This photo is probably the same effect as the others shown above, even though, according to various sources, the B-2's max speed is high-subsonic and so it can't break the speed of sound. See Mark Cramer's explanations of the "Sonic Boom, Sound Barrier, and Condensation Clouds" above.

Thanks to the photographer, I now have a nice quality, high-resolution copy of this (2250 pixels wide). In case it becomes popular and overwhelms my bandwidth limits here, I've posted the larger copies in a webshots album.

From the Photographer, Bobbi Garcia:
As for how I got the shot. I was in a chase F-16 being flown by Maj "Bernie" Cassidy. Between test points we would try to capture the condensation on still film.
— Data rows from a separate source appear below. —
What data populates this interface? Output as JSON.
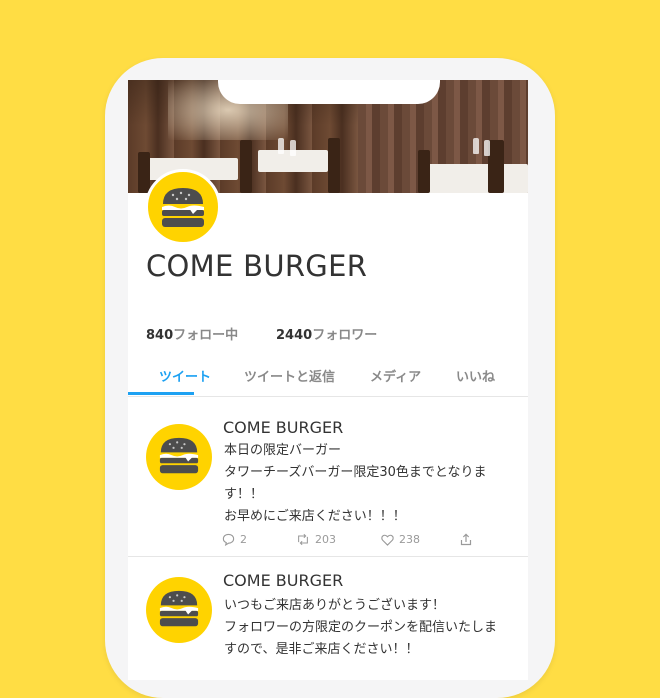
{
  "profile": {
    "name": "COME BURGER",
    "following_count": "840",
    "following_label": "フォロー中",
    "followers_count": "2440",
    "followers_label": "フォロワー"
  },
  "tabs": [
    {
      "label": "ツイート",
      "active": true
    },
    {
      "label": "ツイートと返信",
      "active": false
    },
    {
      "label": "メディア",
      "active": false
    },
    {
      "label": "いいね",
      "active": false
    }
  ],
  "tweets": [
    {
      "author": "COME BURGER",
      "text": "本日の限定バーガー\nタワーチーズバーガー限定30色までとなります！！\nお早めにご来店ください！！！",
      "replies": "2",
      "retweets": "203",
      "likes": "238"
    },
    {
      "author": "COME BURGER",
      "text": "いつもご来店ありがとうございます！\nフォロワーの方限定のクーポンを配信いたしますので、是非ご来店ください！！"
    }
  ],
  "colors": {
    "background": "#FFDD44",
    "avatar": "#FFD300",
    "accent": "#1da1f2"
  }
}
The camera I was using was a Hasselblad with a power winder (equates to about 1 frame per second) and the vapors only happen briefly and sporadically. As you can imagine, there was a little "spaz action" going on, trying not to take any unnecessary photos that would cause the power winder to be busy when I needed to be actually shooting.

We were fairly low in altitude when the shot was taken, and heading home from the mission.

There is enough moisture over the ocean to actually cause that phenomon to happen at various speeds, not just supersonic. That is why people on the navy carriers can get that shot more often than most land-based aircraft photographers.

Related Links:

On a personal note: I originally posted this page just to share some interesting photo and video files that had gone around via email with some friends and family. I hardly even linked it in from my site. Eventually the search engines got to it. As people sent me additional information I added it and the search engines ranked it higher and higher for this topic. It has gotten a tremendous amount of attention and traffic and I've gotten more fascinating email as a result than from anything else I've ever done on the web. Thanks for all your notes. -- jeff wilkinson

Just to be clear: I take no credit at all for these photos or video and claim no ownership or control. They were passed around via email. I just collected information about them. If you are the author of one and have issues with this, please email me.